Description of the task: Reproduce all records word for word.

Data:
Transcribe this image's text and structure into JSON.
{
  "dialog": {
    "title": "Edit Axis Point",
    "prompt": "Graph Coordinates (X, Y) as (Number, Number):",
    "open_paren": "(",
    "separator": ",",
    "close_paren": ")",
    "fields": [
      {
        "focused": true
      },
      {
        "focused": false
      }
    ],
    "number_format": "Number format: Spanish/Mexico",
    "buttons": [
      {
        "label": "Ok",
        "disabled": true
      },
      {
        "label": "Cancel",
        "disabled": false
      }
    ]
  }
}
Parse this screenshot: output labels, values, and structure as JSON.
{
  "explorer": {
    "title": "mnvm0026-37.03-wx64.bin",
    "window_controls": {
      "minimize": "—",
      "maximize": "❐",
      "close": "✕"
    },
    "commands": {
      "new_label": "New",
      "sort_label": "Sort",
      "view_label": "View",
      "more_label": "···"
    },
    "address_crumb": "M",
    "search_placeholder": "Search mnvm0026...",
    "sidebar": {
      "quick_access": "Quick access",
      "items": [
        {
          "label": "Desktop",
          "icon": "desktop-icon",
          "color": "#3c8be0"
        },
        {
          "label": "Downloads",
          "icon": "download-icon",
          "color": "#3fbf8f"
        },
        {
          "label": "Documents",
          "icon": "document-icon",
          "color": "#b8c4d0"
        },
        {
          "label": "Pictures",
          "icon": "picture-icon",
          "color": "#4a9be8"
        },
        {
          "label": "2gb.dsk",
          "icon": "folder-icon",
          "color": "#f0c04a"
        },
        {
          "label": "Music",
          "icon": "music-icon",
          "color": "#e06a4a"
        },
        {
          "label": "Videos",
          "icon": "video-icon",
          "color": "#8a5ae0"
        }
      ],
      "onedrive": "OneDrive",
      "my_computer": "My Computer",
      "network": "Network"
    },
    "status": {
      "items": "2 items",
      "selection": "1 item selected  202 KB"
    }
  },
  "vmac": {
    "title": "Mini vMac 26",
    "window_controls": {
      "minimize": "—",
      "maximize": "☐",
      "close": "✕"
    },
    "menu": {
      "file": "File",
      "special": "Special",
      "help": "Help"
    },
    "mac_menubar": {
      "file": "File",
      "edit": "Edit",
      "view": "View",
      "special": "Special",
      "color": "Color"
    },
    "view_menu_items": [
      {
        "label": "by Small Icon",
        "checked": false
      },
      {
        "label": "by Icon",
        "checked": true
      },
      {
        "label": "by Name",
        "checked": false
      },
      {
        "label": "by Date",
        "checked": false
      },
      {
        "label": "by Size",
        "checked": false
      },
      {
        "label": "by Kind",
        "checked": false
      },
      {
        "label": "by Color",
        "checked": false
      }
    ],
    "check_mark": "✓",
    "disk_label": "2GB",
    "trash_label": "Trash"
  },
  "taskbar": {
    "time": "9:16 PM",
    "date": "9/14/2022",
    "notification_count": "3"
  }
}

Answer:
Transcribe this image's text and structure into JSON.
{
  "dialog": {
    "title": "Edit Axis Point",
    "prompt": "Graph Coordinates (X, Y) as (Number, Number):",
    "open_paren": "(",
    "separator": ",",
    "close_paren": ")",
    "fields": [
      {
        "focused": true
      },
      {
        "focused": false
      }
    ],
    "number_format": "Number format: Spanish/Mexico",
    "buttons": [
      {
        "label": "Ok",
        "disabled": true
      },
      {
        "label": "Cancel",
        "disabled": false
      }
    ]
  }
}
Parse this screenshot: output labels, values, and structure as JSON.
{
  "explorer": {
    "title": "mnvm0026-37.03-wx64.bin",
    "window_controls": {
      "minimize": "—",
      "maximize": "❐",
      "close": "✕"
    },
    "commands": {
      "new_label": "New",
      "sort_label": "Sort",
      "view_label": "View",
      "more_label": "···"
    },
    "address_crumb": "M",
    "search_placeholder": "Search mnvm0026...",
    "sidebar": {
      "quick_access": "Quick access",
      "items": [
        {
          "label": "Desktop",
          "icon": "desktop-icon",
          "color": "#3c8be0"
        },
        {
          "label": "Downloads",
          "icon": "download-icon",
          "color": "#3fbf8f"
        },
        {
          "label": "Documents",
          "icon": "document-icon",
          "color": "#b8c4d0"
        },
        {
          "label": "Pictures",
          "icon": "picture-icon",
          "color": "#4a9be8"
        },
        {
          "label": "2gb.dsk",
          "icon": "folder-icon",
          "color": "#f0c04a"
        },
        {
          "label": "Music",
          "icon": "music-icon",
          "color": "#e06a4a"
        },
        {
          "label": "Videos",
          "icon": "video-icon",
          "color": "#8a5ae0"
        }
      ],
      "onedrive": "OneDrive",
      "my_computer": "My Computer",
      "network": "Network"
    },
    "status": {
      "items": "2 items",
      "selection": "1 item selected  202 KB"
    }
  },
  "vmac": {
    "title": "Mini vMac 26",
    "window_controls": {
      "minimize": "—",
      "maximize": "☐",
      "close": "✕"
    },
    "menu": {
      "file": "File",
      "special": "Special",
      "help": "Help"
    },
    "mac_menubar": {
      "file": "File",
      "edit": "Edit",
      "view": "View",
      "special": "Special",
      "color": "Color"
    },
    "view_menu_items": [
      {
        "label": "by Small Icon",
        "checked": false
      },
      {
        "label": "by Icon",
        "checked": true
      },
      {
        "label": "by Name",
        "checked": false
      },
      {
        "label": "by Date",
        "checked": false
      },
      {
        "label": "by Size",
        "checked": false
      },
      {
        "label": "by Kind",
        "checked": false
      },
      {
        "label": "by Color",
        "checked": false
      }
    ],
    "check_mark": "✓",
    "disk_label": "2GB",
    "trash_label": "Trash"
  },
  "taskbar": {
    "time": "9:16 PM",
    "date": "9/14/2022",
    "notification_count": "3"
  }
}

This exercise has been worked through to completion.